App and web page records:

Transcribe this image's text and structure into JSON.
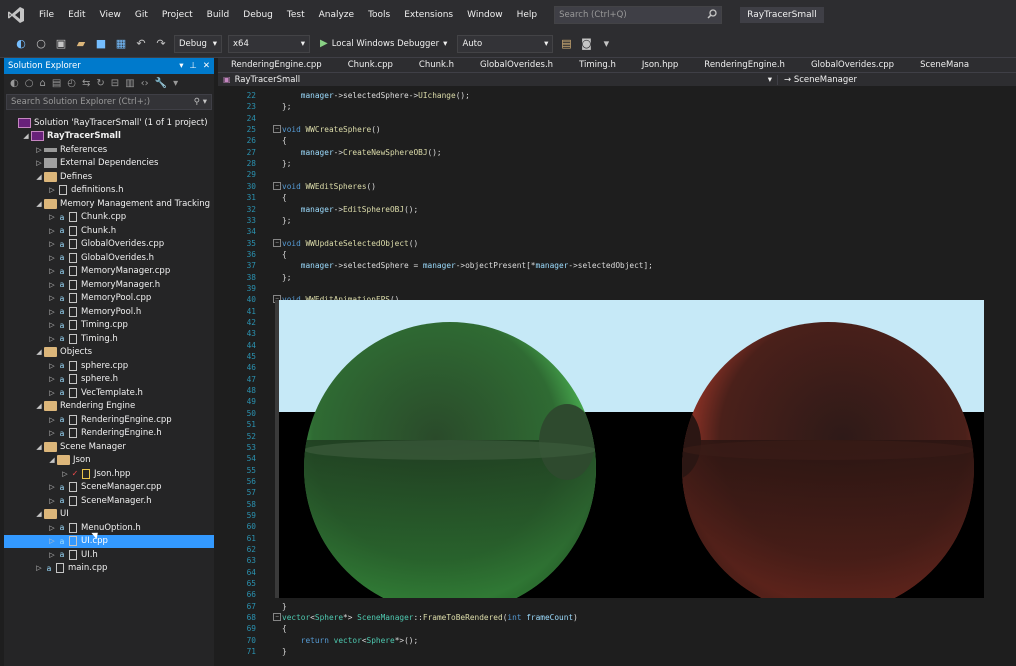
{
  "window": {
    "title": "RayTracerSmall"
  },
  "menu": [
    "File",
    "Edit",
    "View",
    "Git",
    "Project",
    "Build",
    "Debug",
    "Test",
    "Analyze",
    "Tools",
    "Extensions",
    "Window",
    "Help"
  ],
  "search": {
    "placeholder": "Search (Ctrl+Q)"
  },
  "toolbar": {
    "config": "Debug",
    "platform": "x64",
    "run_label": "Local Windows Debugger",
    "run_mode": "Auto"
  },
  "solution_explorer": {
    "title": "Solution Explorer",
    "search_placeholder": "Search Solution Explorer (Ctrl+;)",
    "items": [
      {
        "label": "Solution 'RayTracerSmall' (1 of 1 project)",
        "depth": 0,
        "icon": "solution"
      },
      {
        "label": "RayTracerSmall",
        "depth": 1,
        "icon": "project",
        "expanded": true,
        "bold": true
      },
      {
        "label": "References",
        "depth": 2,
        "icon": "references",
        "expanded": false
      },
      {
        "label": "External Dependencies",
        "depth": 2,
        "icon": "external",
        "expanded": false
      },
      {
        "label": "Defines",
        "depth": 2,
        "icon": "folder",
        "expanded": true
      },
      {
        "label": "definitions.h",
        "depth": 3,
        "icon": "file-h",
        "expanded": false
      },
      {
        "label": "Memory Management and Tracking",
        "depth": 2,
        "icon": "folder",
        "expanded": true
      },
      {
        "label": "Chunk.cpp",
        "depth": 3,
        "icon": "file-cpp",
        "lock": true
      },
      {
        "label": "Chunk.h",
        "depth": 3,
        "icon": "file-h",
        "lock": true
      },
      {
        "label": "GlobalOverides.cpp",
        "depth": 3,
        "icon": "file-cpp",
        "lock": true
      },
      {
        "label": "GlobalOverides.h",
        "depth": 3,
        "icon": "file-h",
        "lock": true
      },
      {
        "label": "MemoryManager.cpp",
        "depth": 3,
        "icon": "file-cpp",
        "lock": true
      },
      {
        "label": "MemoryManager.h",
        "depth": 3,
        "icon": "file-h",
        "lock": true
      },
      {
        "label": "MemoryPool.cpp",
        "depth": 3,
        "icon": "file-cpp",
        "lock": true
      },
      {
        "label": "MemoryPool.h",
        "depth": 3,
        "icon": "file-h",
        "lock": true
      },
      {
        "label": "Timing.cpp",
        "depth": 3,
        "icon": "file-cpp",
        "lock": true
      },
      {
        "label": "Timing.h",
        "depth": 3,
        "icon": "file-h",
        "lock": true
      },
      {
        "label": "Objects",
        "depth": 2,
        "icon": "folder",
        "expanded": true
      },
      {
        "label": "sphere.cpp",
        "depth": 3,
        "icon": "file-cpp",
        "lock": true
      },
      {
        "label": "sphere.h",
        "depth": 3,
        "icon": "file-h",
        "lock": true
      },
      {
        "label": "VecTemplate.h",
        "depth": 3,
        "icon": "file-h",
        "lock": true
      },
      {
        "label": "Rendering Engine",
        "depth": 2,
        "icon": "folder",
        "expanded": true
      },
      {
        "label": "RenderingEngine.cpp",
        "depth": 3,
        "icon": "file-cpp",
        "lock": true
      },
      {
        "label": "RenderingEngine.h",
        "depth": 3,
        "icon": "file-h",
        "lock": true
      },
      {
        "label": "Scene Manager",
        "depth": 2,
        "icon": "folder",
        "expanded": true
      },
      {
        "label": "Json",
        "depth": 3,
        "icon": "folder",
        "expanded": true
      },
      {
        "label": "Json.hpp",
        "depth": 4,
        "icon": "file-json",
        "check": true
      },
      {
        "label": "SceneManager.cpp",
        "depth": 3,
        "icon": "file-cpp",
        "lock": true
      },
      {
        "label": "SceneManager.h",
        "depth": 3,
        "icon": "file-h",
        "lock": true
      },
      {
        "label": "UI",
        "depth": 2,
        "icon": "folder",
        "expanded": true
      },
      {
        "label": "MenuOption.h",
        "depth": 3,
        "icon": "file-h",
        "lock": true
      },
      {
        "label": "UI.cpp",
        "depth": 3,
        "icon": "file-cpp",
        "lock": true,
        "selected": true
      },
      {
        "label": "UI.h",
        "depth": 3,
        "icon": "file-h",
        "lock": true
      },
      {
        "label": "main.cpp",
        "depth": 2,
        "icon": "file-cpp",
        "lock": true
      }
    ]
  },
  "editor": {
    "tabs": [
      "RenderingEngine.cpp",
      "Chunk.cpp",
      "Chunk.h",
      "GlobalOverides.h",
      "Timing.h",
      "Json.hpp",
      "RenderingEngine.h",
      "GlobalOverides.cpp",
      "SceneMana"
    ],
    "nav_project": "RayTracerSmall",
    "nav_scope": "SceneManager",
    "lines": [
      {
        "n": "22",
        "text": "    manager->selectedSphere->UIchange();"
      },
      {
        "n": "23",
        "text": "};"
      },
      {
        "n": "24",
        "text": ""
      },
      {
        "n": "25",
        "text": "void WWCreateSphere()",
        "fold": true
      },
      {
        "n": "26",
        "text": "{"
      },
      {
        "n": "27",
        "text": "    manager->CreateNewSphereOBJ();"
      },
      {
        "n": "28",
        "text": "};"
      },
      {
        "n": "29",
        "text": ""
      },
      {
        "n": "30",
        "text": "void WWEditSpheres()",
        "fold": true
      },
      {
        "n": "31",
        "text": "{"
      },
      {
        "n": "32",
        "text": "    manager->EditSphereOBJ();"
      },
      {
        "n": "33",
        "text": "};"
      },
      {
        "n": "34",
        "text": ""
      },
      {
        "n": "35",
        "text": "void WWUpdateSelectedObject()",
        "fold": true
      },
      {
        "n": "36",
        "text": "{"
      },
      {
        "n": "37",
        "text": "    manager->selectedSphere = manager->objectPresent[*manager->selectedObject];"
      },
      {
        "n": "38",
        "text": "};"
      },
      {
        "n": "39",
        "text": ""
      },
      {
        "n": "40",
        "text": "void WWEditAnimationFPS()",
        "fold": true
      },
      {
        "n": "41",
        "text": ""
      },
      {
        "n": "42",
        "text": ""
      },
      {
        "n": "43",
        "text": ""
      },
      {
        "n": "44",
        "text": ""
      },
      {
        "n": "45",
        "text": ""
      },
      {
        "n": "46",
        "text": ""
      },
      {
        "n": "47",
        "text": ""
      },
      {
        "n": "48",
        "text": ""
      },
      {
        "n": "49",
        "text": ""
      },
      {
        "n": "50",
        "text": ""
      },
      {
        "n": "51",
        "text": ""
      },
      {
        "n": "52",
        "text": ""
      },
      {
        "n": "53",
        "text": ""
      },
      {
        "n": "54",
        "text": ""
      },
      {
        "n": "55",
        "text": ""
      },
      {
        "n": "56",
        "text": ""
      },
      {
        "n": "57",
        "text": ""
      },
      {
        "n": "58",
        "text": ""
      },
      {
        "n": "59",
        "text": ""
      },
      {
        "n": "60",
        "text": ""
      },
      {
        "n": "61",
        "text": ""
      },
      {
        "n": "62",
        "text": ""
      },
      {
        "n": "63",
        "text": ""
      },
      {
        "n": "64",
        "text": ""
      },
      {
        "n": "65",
        "text": ""
      },
      {
        "n": "66",
        "text": ""
      },
      {
        "n": "67",
        "text": "}"
      },
      {
        "n": "68",
        "text": "vector<Sphere*> SceneManager::FrameToBeRendered(int frameCount)",
        "fold": true
      },
      {
        "n": "69",
        "text": "{"
      },
      {
        "n": "70",
        "text": "    return vector<Sphere*>();"
      },
      {
        "n": "71",
        "text": "}"
      }
    ]
  },
  "render_window": {
    "sky_color": "#c6e9f7",
    "floor_color": "#000000",
    "spheres": [
      {
        "color": "green"
      },
      {
        "color": "red"
      }
    ]
  }
}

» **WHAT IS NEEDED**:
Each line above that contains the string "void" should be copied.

» **WRITTEN RESPONSE**:
        "text": "void WWCreateSphere()",
        "text": "void WWEditSpheres()",
        "text": "void WWUpdateSelectedObject()",
        "text": "void WWEditAnimationFPS()",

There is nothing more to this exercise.